Pain and bleeding. Although infection and ectopic pregnancy cause the most serious IUD complications, bleeding and pain are the symptoms most often responsible for removing an IUD. An estimated 5% to 15% of women discontinue IUD use within 1 year because of these symptoms. Patients can experience metrorrhagia, menorrhagia, or both. Because IUDs can alter menstrual patterns, the clinician must take a careful menstrual history before discussing with a woman whether or not an IUD is appropriate. Women who experience heavy and prolonged menses or dysmenorrhea may not tolerate copper-containing IUDs, but may benefit from progesterone-releasing IUDs, which actually decrease menstrual blood loss. Cramping pain is generally limited to the first few months of IUD use. Abnormal bleeding or spotting and cramping can be treated with nonsteroidal analgesics (NSAIDs). It is common to recommend to patients that, with the onset of the first menstrual period after IUD insertion, NSAIDs be taken for the first few days around the clock.
Perforation/expulsion. Most commonly, perforations are related to insertion and clinician experience. Perforation of the uterus is rare when IUDs are inserted by clinicians who are experienced in the procedure, occurring only in approximately 0.1% of cases. Frequently, perforation during insertion is caused by the failure to properly assess the uterine position and to accurately define the cervical canal. Rarely do such perforations cause injury to the pelvic or abdominal organs. Often, perforation goes undetected until a routine gynecologic examination, when the device is noted to be absent. Unless there is excessive bleeding suggesting laceration of a uterine vessel, removal of the perforating IUD from the abdominal cavity should be done promptly, but it is not an emergency.
If a patient cannot detect an IUD string, this may indicate perforation or expulsion. Generally, the patient should be assured that the inability to feel a string most commonly means that the strings have retracted and not that the IUD has perforated the uterus or been expelled.
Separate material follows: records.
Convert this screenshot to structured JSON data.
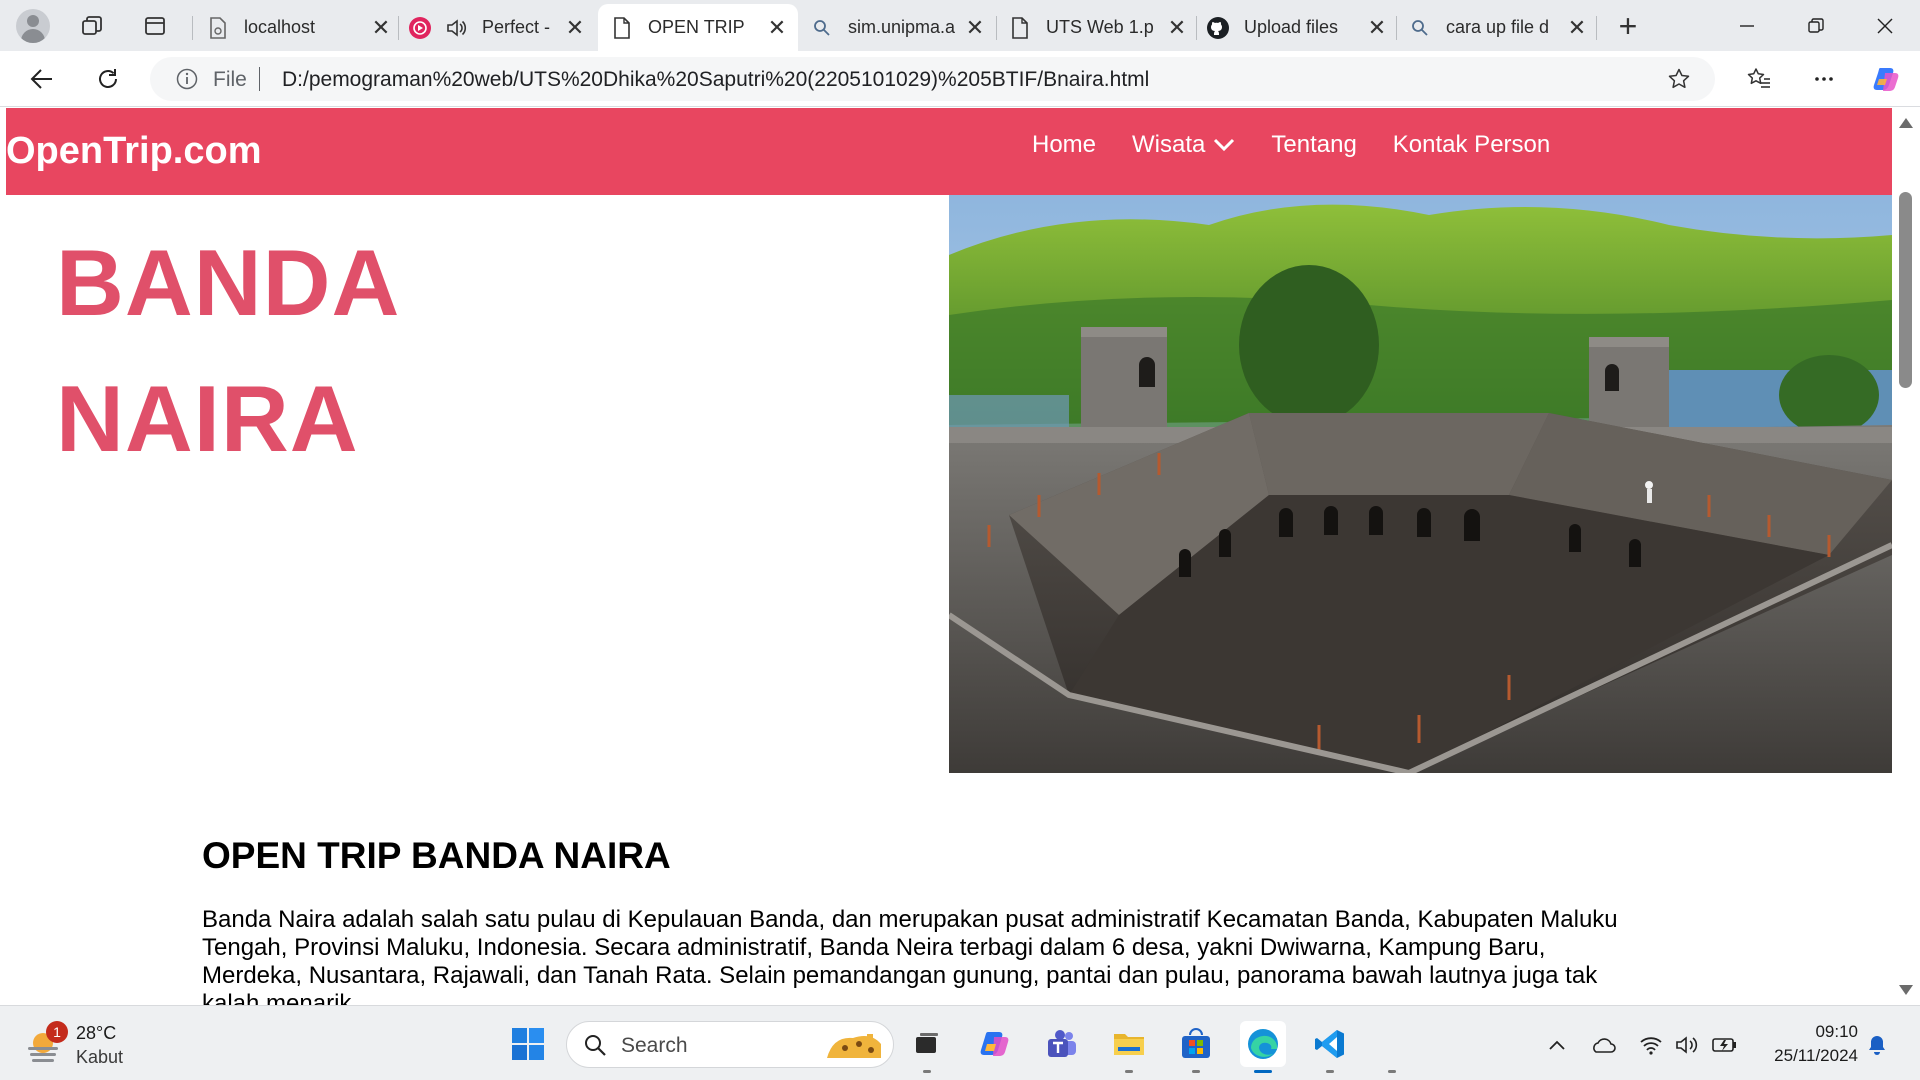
{
  "browser": {
    "tabs": [
      {
        "label": "localhost",
        "icon": "broken-page-icon",
        "active": false
      },
      {
        "label": "Perfect -",
        "icon": "music-red-icon",
        "active": false
      },
      {
        "label": "OPEN TRIP",
        "icon": "page-icon",
        "active": true
      },
      {
        "label": "sim.unipma.a",
        "icon": "search-icon",
        "active": false
      },
      {
        "label": "UTS Web 1.p",
        "icon": "page-icon",
        "active": false
      },
      {
        "label": "Upload files",
        "icon": "github-icon",
        "active": false
      },
      {
        "label": "cara up file d",
        "icon": "search-icon",
        "active": false
      }
    ],
    "close_glyph": "✕",
    "new_tab_glyph": "+",
    "address": {
      "scheme_label": "File",
      "url": "D:/pemograman%20web/UTS%20Dhika%20Saputri%20(2205101029)%205BTIF/Bnaira.html"
    }
  },
  "site": {
    "brand": "OpenTrip.com",
    "nav": [
      {
        "label": "Home"
      },
      {
        "label": "Wisata",
        "has_dropdown": true
      },
      {
        "label": "Tentang"
      },
      {
        "label": "Kontak Person"
      }
    ],
    "hero": {
      "line1": "BANDA",
      "line2": "NAIRA"
    },
    "section": {
      "heading": "OPEN TRIP BANDA NAIRA",
      "body": "Banda Naira adalah salah satu pulau di Kepulauan Banda, dan merupakan pusat administratif Kecamatan Banda, Kabupaten Maluku Tengah, Provinsi Maluku, Indonesia. Secara administratif, Banda Neira terbagi dalam 6 desa, yakni Dwiwarna, Kampung Baru, Merdeka, Nusantara, Rajawali, dan Tanah Rata. Selain pemandangan gunung, pantai dan pulau, panorama bawah lautnya juga tak kalah menarik."
    },
    "colors": {
      "nav_bg": "#e84660",
      "hero_text": "#e0506a"
    }
  },
  "taskbar": {
    "weather": {
      "temp": "28°C",
      "condition": "Kabut",
      "badge": "1"
    },
    "search_placeholder": "Search",
    "clock": {
      "time": "09:10",
      "date": "25/11/2024"
    }
  }
}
The inability to visualize the strings in the cervical canal, especially if the retaining string was cut too short, is a common problem at IUD follow-up visits. Gently rotating a cytologic brush within the cervical canal will often help identify the strings. Should this fail to detect the IUD strings, the clinician must suspect either undetected perforation at the time of insertion or undetected expulsion.
The position of the IUD is then best determined by ultrasound or, if that is not available, with anteroposterior, lateral, and oblique films of the pelvis with a radio-opaque marker (ie, a uterine sound) in the uterine cavity. If the IUD is found to be in the uterine cavity, the patient and clinician can be reassured. A partially perforated or embedded IUD should be removed; this can be accomplished via hysteroscopy or with cervical dilation and use of ring forceps under ultrasound guidance. The latter can be done in the office with cervical anesthesia. An IUD that is partially perforated and cannot be removed transcervically or that perforates into the abdominal cavity will require removal by laparoscopy. Adhesion formation in the abdominal cavity will occur within 3 days after the perforation occurs, so prompt attention is needed. Laparotomy is hardly ever necessary except in the rare event of organ damage requiring extensive repair.
Cite this: Intrauterine Devices: Separating Fact From Fallacy - Medscape - Oct 14, 1996.